Nearly 450 Ohio businesses have a “direct pay permit” (DPP) that allows them to pay sales tax on their taxable purchases directly to the state rather than paying each vendor at the time the item or service is bought. Most of the DPP holders (permit holder) are larger companies that would have to cope with large volumes of invoices, such that conferring the DPP status saves these companies money in terms of their sales tax compliance costs.
The Ohio Department of Taxation’s Audit Division has started a program to contact all permit holders in order to facilitate more timely and accurate sales and use tax compliance. This is, in part, because there have been instances where the permit holder reconciles its books after filing their sales tax return and determines that it has overpaid and thus requests a refund. This significantly affects local governments because they have generally allocated that revenue to their respective budgets or actually spent it. Likewise, when the reconciliation results in a large tax liability for the permit holder, the local government receives an unexpected increase in revenue that is difficult for them to determine whether or not it is a one-time payment, due to taxpayer confidentiality requirements.
The tax department has acknowledged that the program has not been managed well for a long period of time. Consequently, the department will soon send letters to each of these 450 companies having DPPs notifying them of the need to update their DPP procedures, with a follow-up phone call to arrange a meeting to review their direct pay program.
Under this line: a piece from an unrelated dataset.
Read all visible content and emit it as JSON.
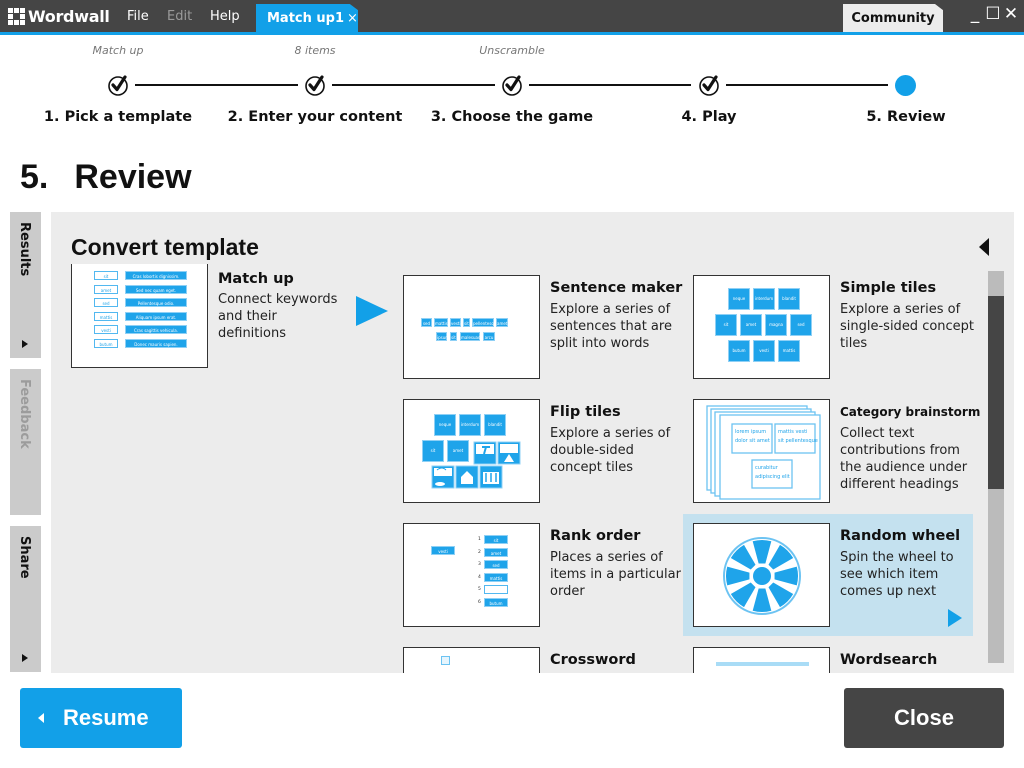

This update will likely include some type of sunset provision (up to five years) for the DPP and bookkeeping benchmarks that allow for more accurate month-by-month assessments of the permit holder’s sales and use tax liabilities.